My final needle is reserved for the educa-tors. I am struck by how often a man whois rising rapidly in business turns in an ordi-nary performance when he enrolls in formalbusiness courses. The abilities which permithim to excel in management fail him whenhe gets to the classroom. This discrepancy re-quires further investigation. I am not yetfully persuaded that in today’s graduateschools of business we are teaching the thingswhich will produce a super breed of managersfor the future.

In the drive to intellectualize business, thetendency has been to develop independentdisciplines which ignore the manager in hisoperating environment. Conceivably, severalimportant elements are being left out of themix. Hardly a handful of courses in graduateschools of business come close to teaching theskills and attitudes described in this paper. Iam convinced that the skills can be taught,that course materials which will make theseconcepts meaningful for managers can bedeveloped.

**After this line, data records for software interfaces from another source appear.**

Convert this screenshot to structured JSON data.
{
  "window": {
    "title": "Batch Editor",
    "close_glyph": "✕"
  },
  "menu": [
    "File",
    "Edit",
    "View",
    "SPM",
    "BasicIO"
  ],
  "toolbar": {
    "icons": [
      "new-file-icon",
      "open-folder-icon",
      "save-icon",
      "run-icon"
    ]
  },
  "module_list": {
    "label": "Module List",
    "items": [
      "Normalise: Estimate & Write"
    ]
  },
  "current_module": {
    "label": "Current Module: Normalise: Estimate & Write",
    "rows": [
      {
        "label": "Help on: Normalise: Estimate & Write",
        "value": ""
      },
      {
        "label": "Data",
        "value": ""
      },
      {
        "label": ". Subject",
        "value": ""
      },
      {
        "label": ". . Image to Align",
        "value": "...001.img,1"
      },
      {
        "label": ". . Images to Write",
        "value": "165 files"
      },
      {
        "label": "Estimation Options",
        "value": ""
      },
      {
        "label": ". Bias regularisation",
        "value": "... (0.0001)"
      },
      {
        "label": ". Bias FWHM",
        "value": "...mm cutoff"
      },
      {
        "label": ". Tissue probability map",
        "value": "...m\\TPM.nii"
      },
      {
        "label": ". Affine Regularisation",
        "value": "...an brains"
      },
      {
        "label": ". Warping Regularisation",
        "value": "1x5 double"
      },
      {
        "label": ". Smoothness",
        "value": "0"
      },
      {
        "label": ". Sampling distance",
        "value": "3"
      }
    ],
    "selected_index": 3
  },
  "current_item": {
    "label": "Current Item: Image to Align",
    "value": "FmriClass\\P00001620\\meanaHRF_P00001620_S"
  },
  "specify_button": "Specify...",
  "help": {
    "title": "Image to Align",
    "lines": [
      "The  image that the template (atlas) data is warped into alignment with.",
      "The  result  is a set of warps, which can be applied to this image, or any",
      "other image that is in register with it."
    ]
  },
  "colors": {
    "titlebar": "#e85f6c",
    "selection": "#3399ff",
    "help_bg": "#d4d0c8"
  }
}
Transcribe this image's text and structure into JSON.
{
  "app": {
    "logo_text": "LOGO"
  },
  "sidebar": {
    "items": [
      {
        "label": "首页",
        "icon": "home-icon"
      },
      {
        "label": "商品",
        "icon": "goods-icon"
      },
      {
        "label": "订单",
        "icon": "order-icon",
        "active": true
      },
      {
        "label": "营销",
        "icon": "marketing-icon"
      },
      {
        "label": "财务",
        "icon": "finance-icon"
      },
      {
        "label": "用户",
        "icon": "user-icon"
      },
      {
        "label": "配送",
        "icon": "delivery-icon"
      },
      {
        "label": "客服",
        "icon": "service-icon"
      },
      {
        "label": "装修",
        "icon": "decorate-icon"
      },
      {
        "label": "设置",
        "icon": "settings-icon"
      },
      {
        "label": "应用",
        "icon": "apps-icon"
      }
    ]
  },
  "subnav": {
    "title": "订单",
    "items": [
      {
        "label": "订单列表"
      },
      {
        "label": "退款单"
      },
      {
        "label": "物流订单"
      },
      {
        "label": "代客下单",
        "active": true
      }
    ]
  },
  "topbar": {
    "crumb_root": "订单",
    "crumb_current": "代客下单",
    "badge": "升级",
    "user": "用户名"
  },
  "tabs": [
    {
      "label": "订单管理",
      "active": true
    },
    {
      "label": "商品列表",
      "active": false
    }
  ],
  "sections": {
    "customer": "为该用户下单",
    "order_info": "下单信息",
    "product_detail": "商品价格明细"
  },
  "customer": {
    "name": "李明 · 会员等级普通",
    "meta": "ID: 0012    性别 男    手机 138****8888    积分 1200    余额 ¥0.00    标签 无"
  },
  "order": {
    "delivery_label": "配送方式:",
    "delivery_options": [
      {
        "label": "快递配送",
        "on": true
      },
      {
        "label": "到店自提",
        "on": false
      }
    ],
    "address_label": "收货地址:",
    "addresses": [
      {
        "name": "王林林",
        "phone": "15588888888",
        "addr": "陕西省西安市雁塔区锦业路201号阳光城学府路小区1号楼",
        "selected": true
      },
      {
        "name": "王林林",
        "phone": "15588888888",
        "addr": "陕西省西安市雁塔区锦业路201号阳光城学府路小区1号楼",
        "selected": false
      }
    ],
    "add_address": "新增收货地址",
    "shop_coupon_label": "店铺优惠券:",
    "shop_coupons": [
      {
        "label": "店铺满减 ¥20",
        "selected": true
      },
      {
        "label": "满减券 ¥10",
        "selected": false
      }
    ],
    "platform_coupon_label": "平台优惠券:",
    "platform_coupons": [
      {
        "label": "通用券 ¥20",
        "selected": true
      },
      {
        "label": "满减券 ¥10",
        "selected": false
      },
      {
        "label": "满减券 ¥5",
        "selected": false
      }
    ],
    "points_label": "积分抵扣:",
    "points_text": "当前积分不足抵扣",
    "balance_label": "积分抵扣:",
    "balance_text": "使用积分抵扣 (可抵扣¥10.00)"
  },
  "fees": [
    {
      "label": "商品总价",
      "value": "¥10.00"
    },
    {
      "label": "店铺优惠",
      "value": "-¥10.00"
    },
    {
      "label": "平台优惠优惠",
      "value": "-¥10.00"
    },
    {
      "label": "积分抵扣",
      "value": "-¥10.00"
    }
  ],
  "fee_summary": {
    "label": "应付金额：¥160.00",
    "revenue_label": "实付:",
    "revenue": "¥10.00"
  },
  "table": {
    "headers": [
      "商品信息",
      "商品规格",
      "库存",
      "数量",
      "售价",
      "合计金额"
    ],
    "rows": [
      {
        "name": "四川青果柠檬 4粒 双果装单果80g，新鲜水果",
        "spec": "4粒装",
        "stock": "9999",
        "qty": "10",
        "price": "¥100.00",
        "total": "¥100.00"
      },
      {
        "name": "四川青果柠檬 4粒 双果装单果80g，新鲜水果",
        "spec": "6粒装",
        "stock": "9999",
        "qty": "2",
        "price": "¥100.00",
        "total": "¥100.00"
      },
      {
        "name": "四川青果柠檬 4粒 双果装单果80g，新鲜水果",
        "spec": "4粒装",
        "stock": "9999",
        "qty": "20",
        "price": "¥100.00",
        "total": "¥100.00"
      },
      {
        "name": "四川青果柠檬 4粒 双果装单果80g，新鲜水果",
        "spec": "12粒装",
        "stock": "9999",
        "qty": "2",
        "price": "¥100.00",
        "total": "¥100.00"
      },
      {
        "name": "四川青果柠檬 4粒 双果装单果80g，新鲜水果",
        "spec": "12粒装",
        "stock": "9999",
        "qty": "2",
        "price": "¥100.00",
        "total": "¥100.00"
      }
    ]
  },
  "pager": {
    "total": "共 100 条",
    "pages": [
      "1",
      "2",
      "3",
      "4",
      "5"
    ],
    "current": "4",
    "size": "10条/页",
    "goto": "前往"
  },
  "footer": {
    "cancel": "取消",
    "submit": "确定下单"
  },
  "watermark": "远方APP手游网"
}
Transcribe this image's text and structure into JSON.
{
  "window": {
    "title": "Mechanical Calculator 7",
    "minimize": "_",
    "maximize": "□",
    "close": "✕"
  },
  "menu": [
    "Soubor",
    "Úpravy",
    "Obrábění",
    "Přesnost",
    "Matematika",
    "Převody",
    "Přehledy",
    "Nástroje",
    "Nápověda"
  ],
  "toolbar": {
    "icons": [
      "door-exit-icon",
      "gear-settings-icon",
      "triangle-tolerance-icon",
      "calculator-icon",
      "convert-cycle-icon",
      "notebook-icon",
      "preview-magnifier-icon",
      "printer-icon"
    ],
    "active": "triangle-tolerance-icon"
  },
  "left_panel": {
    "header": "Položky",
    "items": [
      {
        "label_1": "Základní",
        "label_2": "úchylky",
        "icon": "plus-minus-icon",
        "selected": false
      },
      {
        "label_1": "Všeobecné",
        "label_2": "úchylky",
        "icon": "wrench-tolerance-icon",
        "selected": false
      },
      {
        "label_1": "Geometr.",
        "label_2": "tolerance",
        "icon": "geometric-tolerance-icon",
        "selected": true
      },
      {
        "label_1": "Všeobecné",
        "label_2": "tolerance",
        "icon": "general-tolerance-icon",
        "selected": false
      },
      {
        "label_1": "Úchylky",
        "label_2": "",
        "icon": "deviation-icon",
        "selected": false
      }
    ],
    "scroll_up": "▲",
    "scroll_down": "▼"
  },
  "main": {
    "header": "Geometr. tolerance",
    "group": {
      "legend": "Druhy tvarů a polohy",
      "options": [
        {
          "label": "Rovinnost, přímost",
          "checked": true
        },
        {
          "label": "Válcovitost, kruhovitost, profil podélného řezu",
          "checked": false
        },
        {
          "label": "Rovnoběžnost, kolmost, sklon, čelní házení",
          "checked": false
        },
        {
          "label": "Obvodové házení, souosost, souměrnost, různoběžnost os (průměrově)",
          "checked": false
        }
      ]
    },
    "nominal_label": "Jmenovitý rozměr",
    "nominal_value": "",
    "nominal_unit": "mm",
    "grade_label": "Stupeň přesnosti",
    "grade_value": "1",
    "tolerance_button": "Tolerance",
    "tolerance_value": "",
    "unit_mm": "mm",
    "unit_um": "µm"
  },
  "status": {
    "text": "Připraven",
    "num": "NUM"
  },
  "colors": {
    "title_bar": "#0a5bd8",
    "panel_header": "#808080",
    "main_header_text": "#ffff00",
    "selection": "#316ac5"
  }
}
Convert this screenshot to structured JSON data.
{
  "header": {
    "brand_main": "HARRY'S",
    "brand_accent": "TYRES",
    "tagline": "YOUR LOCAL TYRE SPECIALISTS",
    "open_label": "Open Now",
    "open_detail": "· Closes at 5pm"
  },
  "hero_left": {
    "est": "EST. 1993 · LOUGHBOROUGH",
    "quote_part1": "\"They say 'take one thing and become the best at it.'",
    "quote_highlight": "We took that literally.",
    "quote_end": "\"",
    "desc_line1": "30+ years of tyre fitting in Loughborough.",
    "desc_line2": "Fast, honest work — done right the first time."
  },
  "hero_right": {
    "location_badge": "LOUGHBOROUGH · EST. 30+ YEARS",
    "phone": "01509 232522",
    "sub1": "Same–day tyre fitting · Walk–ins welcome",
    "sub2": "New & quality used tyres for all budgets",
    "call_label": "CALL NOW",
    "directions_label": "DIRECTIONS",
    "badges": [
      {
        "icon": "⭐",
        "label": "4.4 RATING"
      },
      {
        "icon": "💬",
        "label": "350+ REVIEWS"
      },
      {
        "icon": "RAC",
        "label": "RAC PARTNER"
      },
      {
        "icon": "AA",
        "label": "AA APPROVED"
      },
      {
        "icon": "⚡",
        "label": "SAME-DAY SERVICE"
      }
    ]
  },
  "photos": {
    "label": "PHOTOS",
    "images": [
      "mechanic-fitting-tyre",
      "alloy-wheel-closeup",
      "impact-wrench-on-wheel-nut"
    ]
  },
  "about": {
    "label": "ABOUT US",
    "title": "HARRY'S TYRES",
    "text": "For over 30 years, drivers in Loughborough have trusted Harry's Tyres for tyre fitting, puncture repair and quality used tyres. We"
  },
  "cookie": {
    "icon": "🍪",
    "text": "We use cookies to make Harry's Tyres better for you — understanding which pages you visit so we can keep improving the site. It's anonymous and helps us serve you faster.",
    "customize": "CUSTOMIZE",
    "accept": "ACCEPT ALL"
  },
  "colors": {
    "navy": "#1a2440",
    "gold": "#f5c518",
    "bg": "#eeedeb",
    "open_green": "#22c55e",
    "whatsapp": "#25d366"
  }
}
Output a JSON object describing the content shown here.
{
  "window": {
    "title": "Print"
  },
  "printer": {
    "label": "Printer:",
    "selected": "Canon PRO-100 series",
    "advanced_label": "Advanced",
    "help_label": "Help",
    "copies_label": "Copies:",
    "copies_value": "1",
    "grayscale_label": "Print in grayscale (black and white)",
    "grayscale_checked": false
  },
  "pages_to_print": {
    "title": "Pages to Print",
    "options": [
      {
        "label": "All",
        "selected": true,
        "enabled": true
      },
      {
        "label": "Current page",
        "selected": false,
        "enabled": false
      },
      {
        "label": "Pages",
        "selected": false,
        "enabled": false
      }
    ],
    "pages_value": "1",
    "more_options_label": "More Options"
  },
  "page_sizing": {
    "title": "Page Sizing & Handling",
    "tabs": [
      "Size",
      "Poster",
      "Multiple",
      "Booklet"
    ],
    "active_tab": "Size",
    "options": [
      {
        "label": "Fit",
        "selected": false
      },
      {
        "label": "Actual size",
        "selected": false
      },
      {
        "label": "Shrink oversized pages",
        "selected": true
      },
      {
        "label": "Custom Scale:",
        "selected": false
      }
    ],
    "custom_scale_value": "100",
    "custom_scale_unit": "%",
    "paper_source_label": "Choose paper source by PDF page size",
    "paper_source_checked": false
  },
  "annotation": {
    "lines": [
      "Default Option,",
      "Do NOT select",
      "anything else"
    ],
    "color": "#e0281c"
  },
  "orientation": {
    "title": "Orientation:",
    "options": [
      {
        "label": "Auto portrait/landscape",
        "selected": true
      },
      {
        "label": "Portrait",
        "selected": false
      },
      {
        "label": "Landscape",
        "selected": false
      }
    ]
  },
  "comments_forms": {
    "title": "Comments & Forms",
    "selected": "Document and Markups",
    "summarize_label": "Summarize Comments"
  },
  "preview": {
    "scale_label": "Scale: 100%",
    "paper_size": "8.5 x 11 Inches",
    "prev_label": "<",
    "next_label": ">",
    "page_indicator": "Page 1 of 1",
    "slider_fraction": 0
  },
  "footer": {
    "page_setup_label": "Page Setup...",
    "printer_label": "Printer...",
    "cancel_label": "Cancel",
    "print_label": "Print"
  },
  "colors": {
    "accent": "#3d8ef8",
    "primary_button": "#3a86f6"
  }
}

It should come as no surprise to learn thatfor several minutes now you have been lis-tening, with varying degrees of patience, tothe catalog description of my course, Strategyin Operating Decisions, lengthened from thecustomary one paragraph to twenty-one type-written pages.